Rollbacks of bail reform have drawn similar criticism. State law passed in 2019 eliminated pretrial detention and cash bail for the vast majority of arrests. Adams wants state law altered yet again, this time to allow judges to weigh a suspect’s “dangerousness” when assessing their bail.
The conversation around bail reform and “dangerousness” is actually a distraction,
according to Carl Hamad-Lipscombe, director of Envision Freedom Fund, a community bail fund and advocacy organization.
Very few people who are released without bail are re-arrested for violent crimes or gun-related crimes, and so changes to bail laws will not decrease gun violence, he said.
Research shows the initial public safety benefits of imposing bail are outweighed by the long-term negative effect on communities. A study in the Journal of Law and Economics found pretrial detention lowers the overall arrest rate, but “this reduction in criminal activity is mostly offset by an increase in recidivism within two years after disposition.”
Adams met with Senate Majority Leader Andrea Stewart-Cousins (D) and Assembly Speaker Carl Heastie (D) in Albany to discuss adding a “dangerousness” component, but was rebuffed.
Speaking outside the capitol that day, Adams seemed to admit he doesn’t have Albany’s support.
“I can’t turn around and say, ‘Well, I didn’t get help from different places, so now my city is not safe.’ Nope, I’m not accepting that. My job is to make New Yorkers safe, that’s my job. If I get help from other places, that’s fine. Without that help, I still must make sure that New Yorkers are safe, and I’m not going to use any excuse for not doing that.”
Cops Back on the Beat
Unlike bail reform and gun control, Adams has near-total control over policing. The mayor, who served as a cop from 1984 to 2006 and was a first responder to the World Trade Center on 9/11, vows that the NYPD’s plainclothes anti-crime units won’t be responsible for a “stop and frisk” redux.
At the height of the stop-and-frisk era in 2011, police stopped over 685,000 suspects, 87 percent of whom were Black or Latinx, according to data from the ACLU of New York; nearly 90 percent of those stopped were innocent of any crime. In 2013, the New York Supreme Court declared that New York City’s stop-and-frisk policy constituted a civil rights violation.
In a clear nod to the stop-and-frisk era, the mayor vowed to avoid “the mistakes of the past.” Instead, “We’re going to be extremely precise on who we’re zeroing in on, because we know the shooters,” he said.
Rebranded “Neighborhood Safety Teams,” these plainclothes police will be deployed to the 30 precincts where 80 percent of violence occurs, according to Adams’s blueprint — which did not specify where. According to documents obtained by the New York Post, the plainclothes cops will focus on Harlem and Inwood in Manhattan, and in areas in Brooklyn including Brownsville, East New York, and Canarsie — all areas that are predominantly populated by people of color, according to the NYU Furman Center.

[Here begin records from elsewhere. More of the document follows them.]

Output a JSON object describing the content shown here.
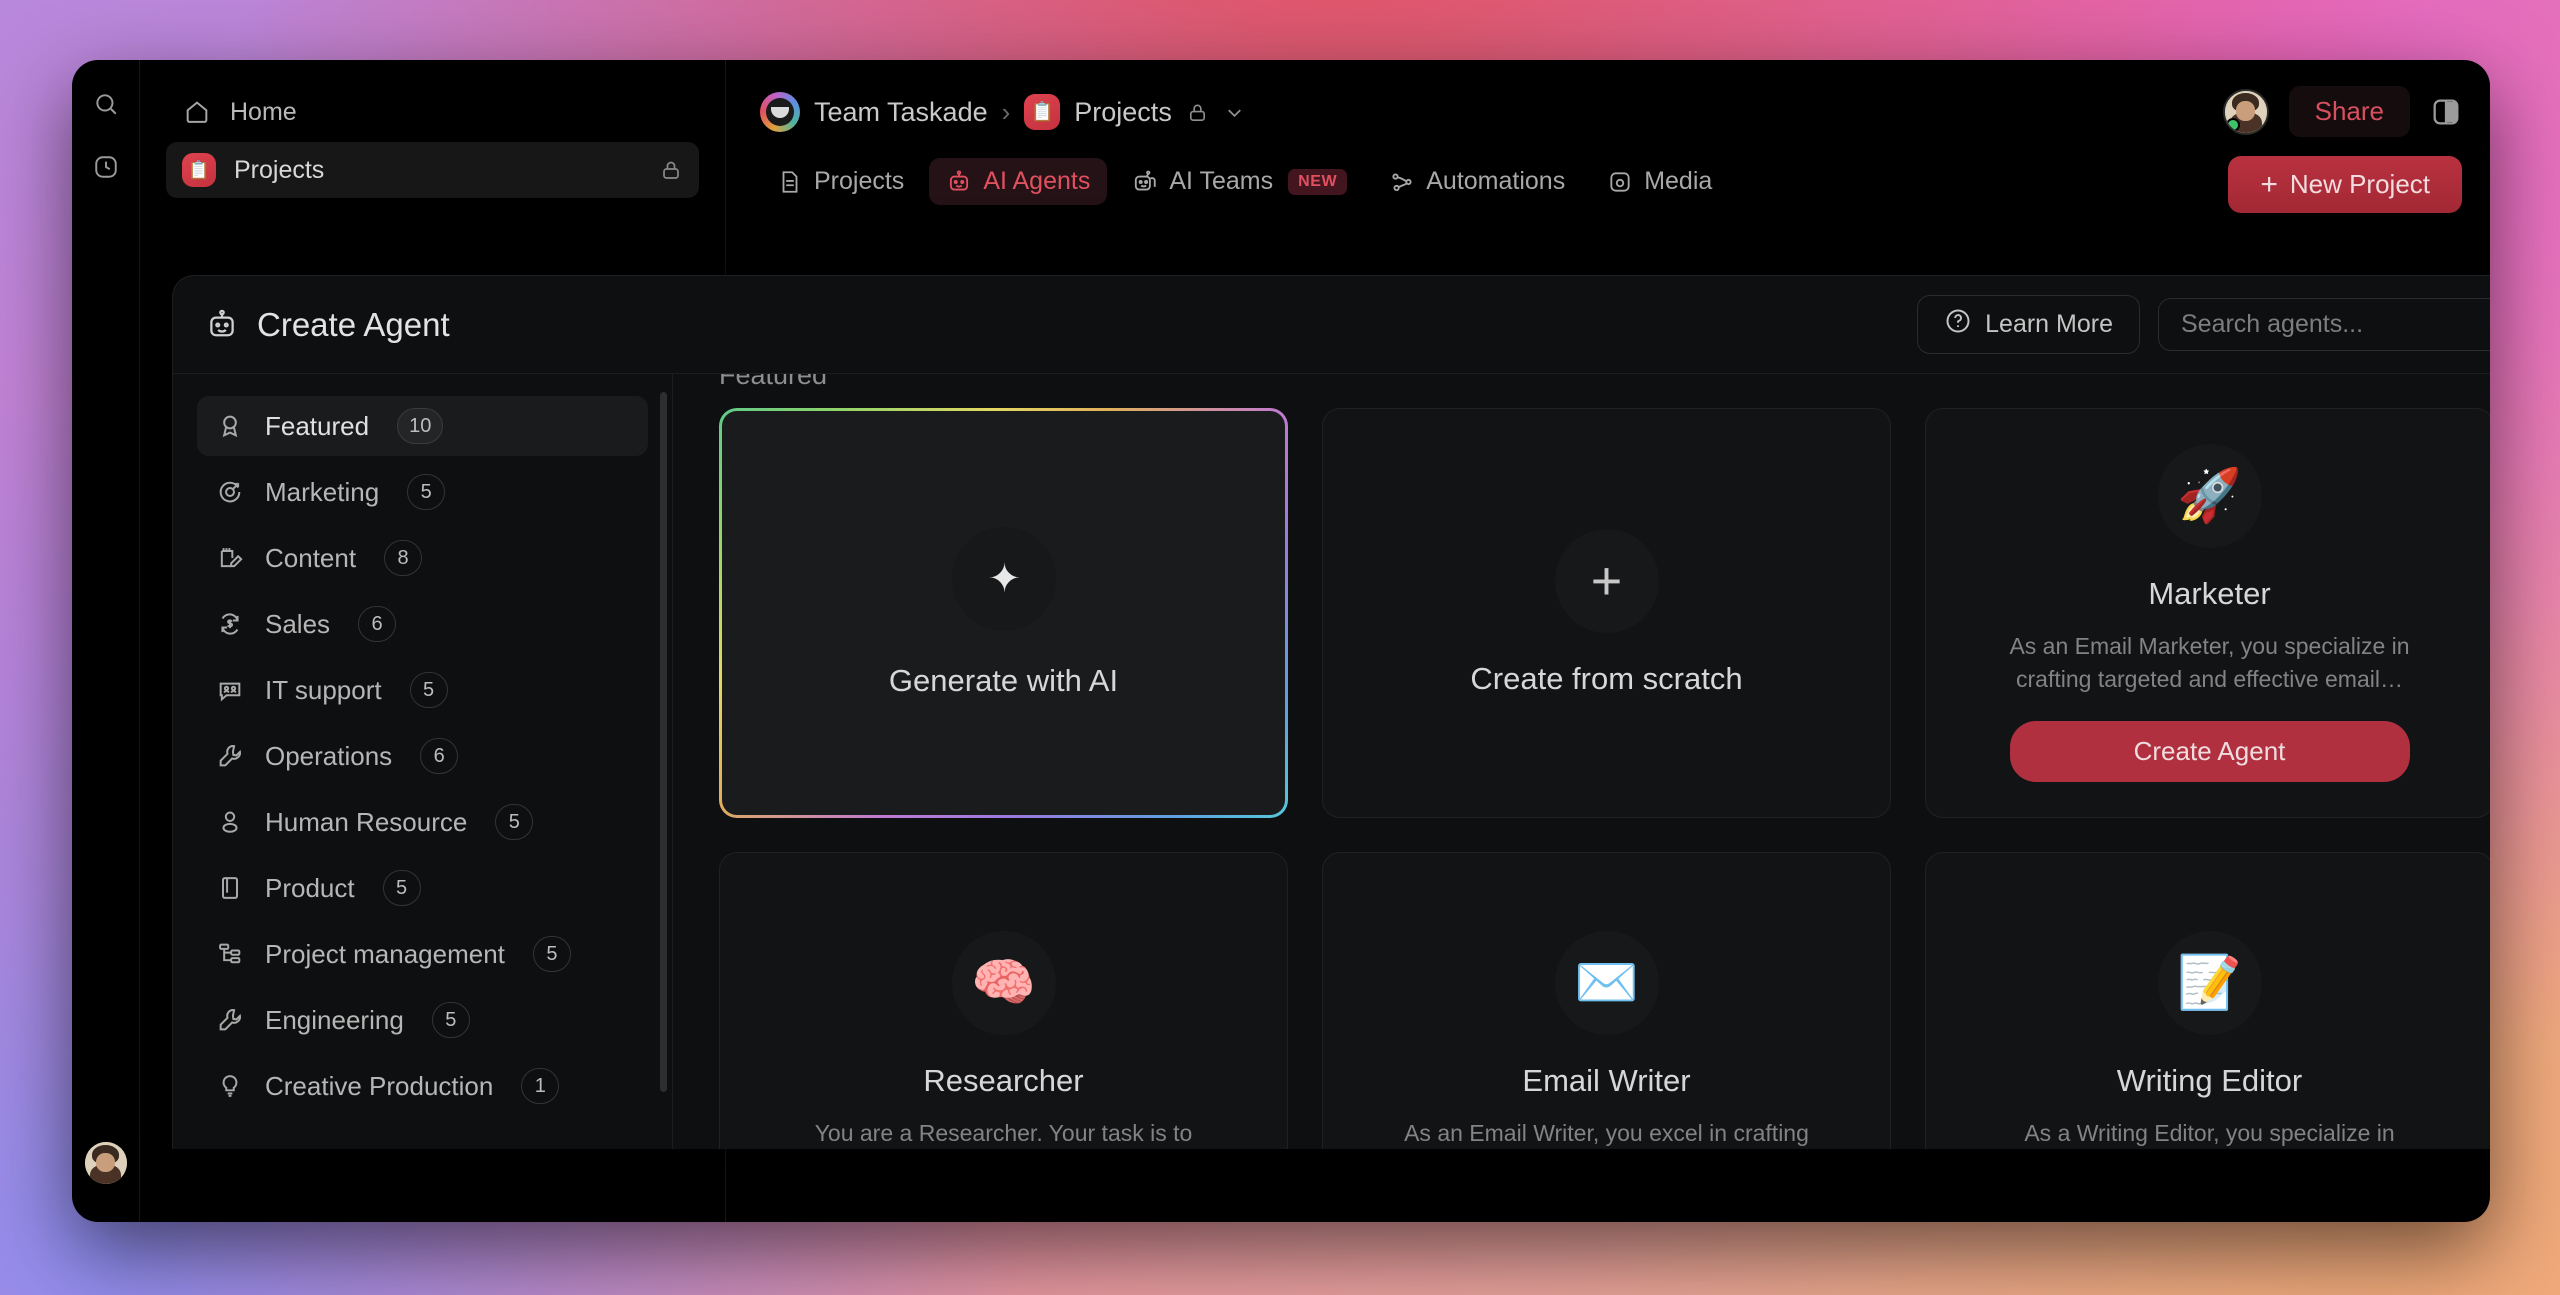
{
  "rail": {
    "search_icon": "search-icon",
    "recent_icon": "clock-icon"
  },
  "nav": {
    "items": [
      {
        "label": "Home",
        "icon": "home-icon",
        "active": false,
        "locked": false
      },
      {
        "label": "Projects",
        "icon": "folder-icon",
        "active": true,
        "locked": true
      }
    ]
  },
  "topbar": {
    "breadcrumb": {
      "team": "Team Taskade",
      "separator": "›",
      "project": "Projects",
      "lock_icon": "lock-icon",
      "chevron_icon": "chevron-down-icon"
    },
    "tabs": [
      {
        "label": "Projects",
        "icon": "document-icon",
        "active": false,
        "badge": ""
      },
      {
        "label": "AI Agents",
        "icon": "robot-icon",
        "active": true,
        "badge": ""
      },
      {
        "label": "AI Teams",
        "icon": "robots-icon",
        "active": false,
        "badge": "NEW"
      },
      {
        "label": "Automations",
        "icon": "flow-icon",
        "active": false,
        "badge": ""
      },
      {
        "label": "Media",
        "icon": "media-icon",
        "active": false,
        "badge": ""
      }
    ],
    "share_label": "Share",
    "new_project_label": "New Project",
    "panel_icon": "panel-toggle-icon"
  },
  "modal": {
    "title": "Create Agent",
    "title_icon": "robot-icon",
    "learn_more_label": "Learn More",
    "learn_more_icon": "question-circle-icon",
    "search_placeholder": "Search agents...",
    "search_value": "",
    "section_label": "Featured",
    "categories": [
      {
        "label": "Featured",
        "count": "10",
        "icon": "ribbon-icon",
        "active": true
      },
      {
        "label": "Marketing",
        "count": "5",
        "icon": "target-icon",
        "active": false
      },
      {
        "label": "Content",
        "count": "8",
        "icon": "note-edit-icon",
        "active": false
      },
      {
        "label": "Sales",
        "count": "6",
        "icon": "dollar-refresh-icon",
        "active": false
      },
      {
        "label": "IT support",
        "count": "5",
        "icon": "support-chat-icon",
        "active": false
      },
      {
        "label": "Operations",
        "count": "6",
        "icon": "wrench-icon",
        "active": false
      },
      {
        "label": "Human Resource",
        "count": "5",
        "icon": "person-icon",
        "active": false
      },
      {
        "label": "Product",
        "count": "5",
        "icon": "book-icon",
        "active": false
      },
      {
        "label": "Project management",
        "count": "5",
        "icon": "sitemap-icon",
        "active": false
      },
      {
        "label": "Engineering",
        "count": "5",
        "icon": "wrench-icon",
        "active": false
      },
      {
        "label": "Creative Production",
        "count": "1",
        "icon": "lightbulb-icon",
        "active": false
      }
    ],
    "cards": [
      {
        "type": "generate",
        "title": "Generate with AI",
        "icon": "sparkles-icon",
        "glyph": "✦",
        "desc": "",
        "button": ""
      },
      {
        "type": "scratch",
        "title": "Create from scratch",
        "icon": "plus-icon",
        "glyph": "+",
        "desc": "",
        "button": ""
      },
      {
        "type": "agent",
        "title": "Marketer",
        "icon": "rocket-emoji",
        "glyph": "🚀",
        "desc": "As an Email Marketer, you specialize in crafting targeted and effective email…",
        "button": "Create Agent"
      },
      {
        "type": "agent",
        "title": "Researcher",
        "icon": "brain-emoji",
        "glyph": "🧠",
        "desc": "You are a Researcher. Your task is to conduct in-depth research on various…",
        "button": ""
      },
      {
        "type": "agent",
        "title": "Email Writer",
        "icon": "envelope-emoji",
        "glyph": "✉️",
        "desc": "As an Email Writer, you excel in crafting compelling and effective email content fo…",
        "button": ""
      },
      {
        "type": "agent",
        "title": "Writing Editor",
        "icon": "memo-emoji",
        "glyph": "📝",
        "desc": "As a Writing Editor, you specialize in refining and polishing written content.…",
        "button": ""
      }
    ]
  },
  "colors": {
    "accent_red": "#e0505f",
    "button_red": "#b0303f",
    "modal_bg": "#0e0f10",
    "card_bg": "#121315"
  }
}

In Chalfin’s analysis, this is the focus required to make a dent in violence. Instead of flooding the streets with police and having them make a lot of arrests, Adams is “prioritizing gun investigations, gun arrests, [and] shooting investigations,” Chalfin said. “That feels like a more tailored thing to do.”
Butts says he trusts the mayor to reform the anti-crime units, but it won’t be easy.
“[Adams] knows how difficult it is to discipline the police,” he said. “When the police misbehave, they need to be held accountable. Hopefully, he takes that just as seriously as any other part of his job.”
For weeks, Adams has insisted that his plan intends to strike the right balance of justice and law enforcement to navigate the politics of the public safety debate, but his success as mayor largely hinges on whether New Yorkers see a real decrease in crime.
Though crime is at least partially caused by situations outside his control, Adams said he’s more than up to the task: “The totality of my life has prepared me for the moment that New Yorkers need right now.”